The diversity of the Maoli-Popoulu and Iholena types similarly benefitted from being taken out of the banana’s centre of origin. Their ancestors were also part of the ancient wave of bananas to leave the region, except that instead of heading west, like the ancestors of Plantains and EAHBs, they were taken east (see Outsourcing diversification). Their diversity has declined of late, but a few hot spots remain, like New Caledonia for Maolis, Fiji for Popoulus and Hawaii for Iholenas.
The more recent diversification of Cavendish bananas attests to the enduring importance of this age-old process. Growers have used it mainly to improve agronomic performance, but the emergence of TR4, the fungal strain to which Cavendish cultivars are susceptible, has opened up a new focus of selection. Since the 1990s, the Taiwan Banana Research Institute has been using its infested fields to select for less susceptible variants. These so-called GCTCVs, for Giant Cavendish tissue-culture variants (tissue culture increases mutations), are under continuous selection to decrease their susceptibility to TR4.
It’s difficult to know the extent of the diversity represented by these globe-trotting bananas. The Plantains and EAHBs alone are estimated to be represented by more than 100 cultivars each. Together with the Cavendish, Maoli-Popoulu and Iholena cultivars, these types of bananas could easily represent more than a third of all cultivars, whose number is estimated at 1,000. As high as it is, their share of cultivar diversity pales in comparison to their hold on production.

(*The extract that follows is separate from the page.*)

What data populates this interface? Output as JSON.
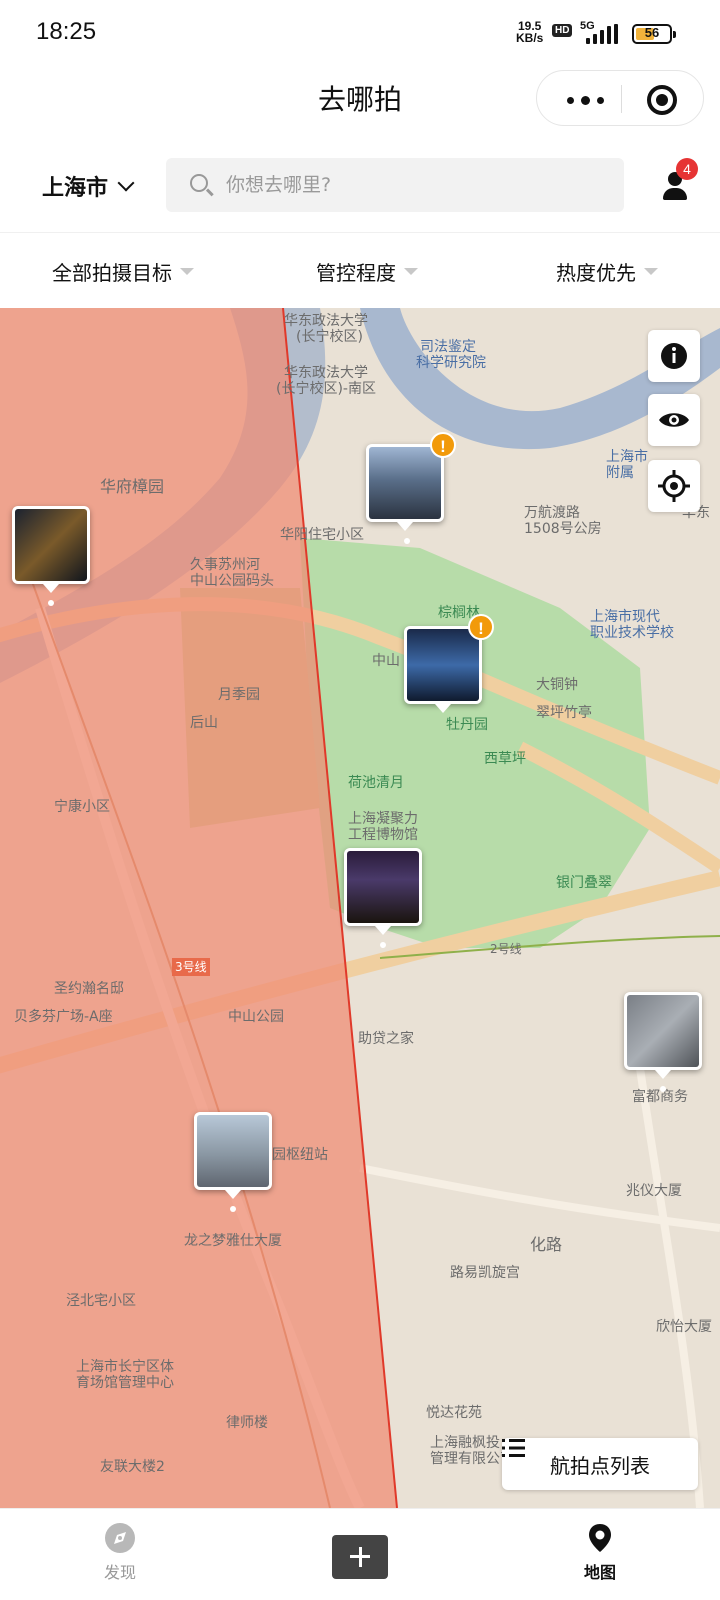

According to the 2014 FruiTrop banana stats curated by CIRAD scientist Thierry Lescot (who breaks down country stats into four categories: Cavendish cultivars, other dessert cultivars, Plantain cultivars, and other cooking cultivars), Cavendish cultivars account for 46% of global production, Plantains 15% and the EAHBs of eastern Africa 12%. Together these three types of bananas account for nearly 75% of the global production of bananas.
Mapping the FruiTrop stats (see Banana production by country and type) helps visualize the extent of the Cavendish banana footprint (in yellow), not only in Latin America, which is where most of the international traded bananas are produced, but also in Asia, traditionally a stronghold of banana diversity. In fact, Asia produces 35% more Cavendish bananas than Central and South America put together, even though it exports hardly any. Only 11% of its production is exported, mostly by the Philippines, compared to 62% of Latin America’s. Although Cavendish bananas are not as widely grown in Africa, their production has increased by 55% since the beginning of the century. Cavendish cultivars now account for 20% of the bananas produced on the continent.
The footprints of the Plantains and EAHBs are more geographically restricted. Plantains (in green) are mainly grown in Africa (53% of the total Plantain production) and South America (30%). India is the only Asian country that produces a substantial share of the world’s Plantains (10%). The EAHBs do not have a category of their own, but their footprint can be visualised since they dominate eastern Africa’s “other cooking cultivars” category (in blue). This leaves as the only places that are both cultivar-rich and genetically diverse, the areas that are represented by the red and blue slices in the Asia-Pacific region, the crop’s centre of origin.